(Items from a dataset)
· · · ·

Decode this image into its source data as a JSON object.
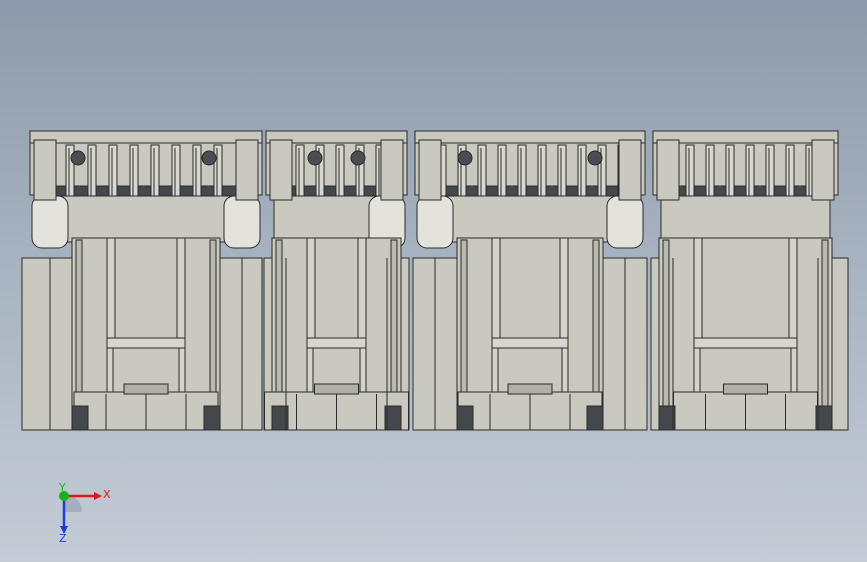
{
  "window": {
    "title": ""
  },
  "model_view": {
    "part_color": "#c9c9bf",
    "part_edge_color": "#2a2a2a",
    "cavity_color": "#44484c",
    "background_top": "#8e9aab",
    "background_bottom": "#c4ccd6",
    "connector_modules": 4
  },
  "triad": {
    "x_label": "X",
    "y_label": "Y",
    "z_label": "Z",
    "x_color": "#e01818",
    "y_color": "#19b319",
    "z_color": "#1c3fd8"
  }
}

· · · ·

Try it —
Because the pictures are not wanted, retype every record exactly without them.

Result below —
Decode this image into its source data as a JSON object.
{
  "window": {
    "title": ""
  },
  "model_view": {
    "part_color": "#c9c9bf",
    "part_edge_color": "#2a2a2a",
    "cavity_color": "#44484c",
    "background_top": "#8e9aab",
    "background_bottom": "#c4ccd6",
    "connector_modules": 4
  },
  "triad": {
    "x_label": "X",
    "y_label": "Y",
    "z_label": "Z",
    "x_color": "#e01818",
    "y_color": "#19b319",
    "z_color": "#1c3fd8"
  }
}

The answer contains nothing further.